“Random Acts Of Niceness,” by Taffy Brodesser-Akner surprised me. (Ladies Homes Journal, June 2014 pgs. 21 23.) I wasn’t prepared for her insights about “niceness” which were deeper than one might expect from a homemaking magazine. The story began with the author’s decision to practice being nice every day for a period of time. By “being nice,” she didn’t mean doing kindnesses that required little effort, like smiling at someone or opening a door for a stranger. To be nice, she had to make an effort beyond these courtesies.
She started small, buying a beverage for the person standing in line behind her at the local coffee shop. When that person failed to thank her or even acknowledge her existence, however, she was surprised by her reaction. She felt annoyed and that annoyance became her first lesson in the art of being nice. An act of kindness is to be done for its own sake, not for gratitude.

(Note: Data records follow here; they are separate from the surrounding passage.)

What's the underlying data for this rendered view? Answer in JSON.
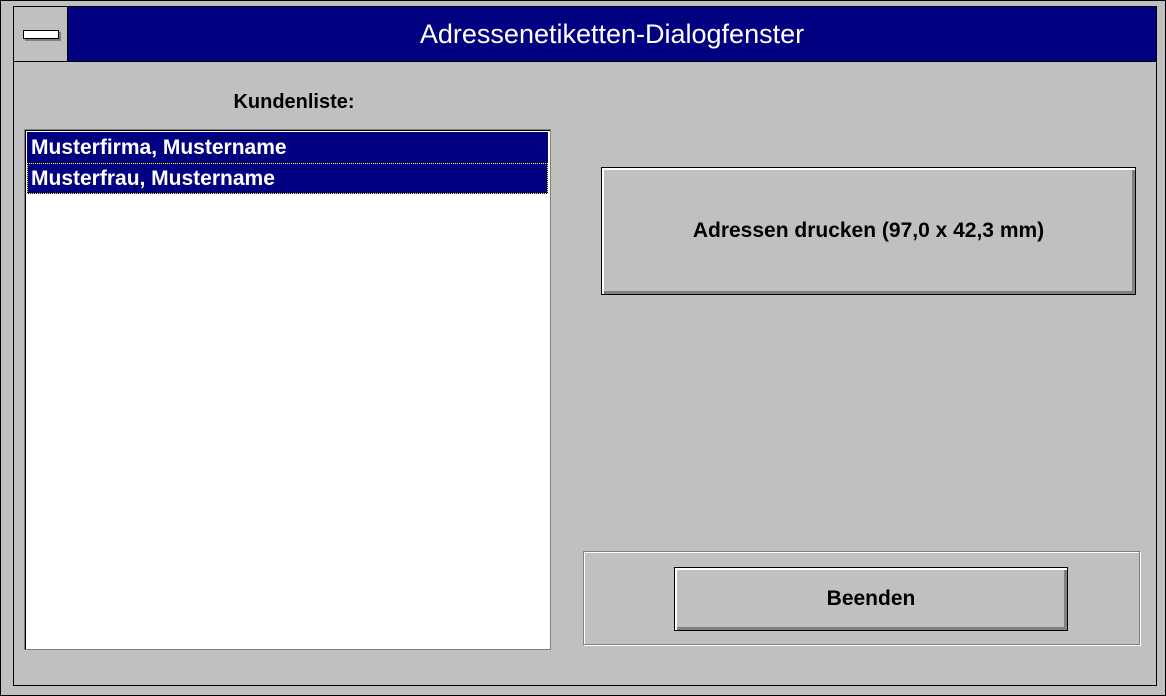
{
  "window": {
    "title": "Adressenetiketten-Dialogfenster",
    "colors": {
      "titlebar": "#000080",
      "face": "#c0c0c0",
      "selection": "#000080"
    }
  },
  "customers": {
    "label": "Kundenliste:",
    "items": [
      {
        "label": "Musterfirma, Mustername",
        "selected": true
      },
      {
        "label": "Musterfrau, Mustername",
        "selected": true,
        "focused": true
      }
    ]
  },
  "actions": {
    "print_label": "Adressen drucken (97,0 x 42,3 mm)",
    "exit_label": "Beenden"
  },
  "icons": {
    "system_menu": "system-menu-icon"
  }
}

When I read her words, I thought of the German philosopher, Emanuel Kant. He observed that performing a virtuous act requires sacrifice and can leave us feeling resentful. The reason is that when we are doing a good deed for others, we are doing less for ourselves. That great American novel a person plans to write may have to be postponed while he or she sits with a friend whose father is dying.
But, as Brodesser-Akner discovered in her practice, a strange transformation happens on the road to being nice. Looking for opportunities to be kind, she became aware of how much kindness there was in the world. She saw it in the smiles of strangers, in the compliments of friends, and in the faces of volunteers doing charitable work. Had human nature suddenly changed, she wondered. Or had being kind opened her eyes? Whatever the reason, she felt buoyed by a new knowledge which gave her a “swelling sense of lightness and benevolence.” (Ibid, pg. 81) Her existence, she realized, was not ordinary, after all.
The wisdom of being kind has been sent down to us through the ages but only in its practice do we come understand: Life reflects what we are looking for.
(Originally published 7/8/14)
(Courtesy of womenofspiritandlight.wordpress.com)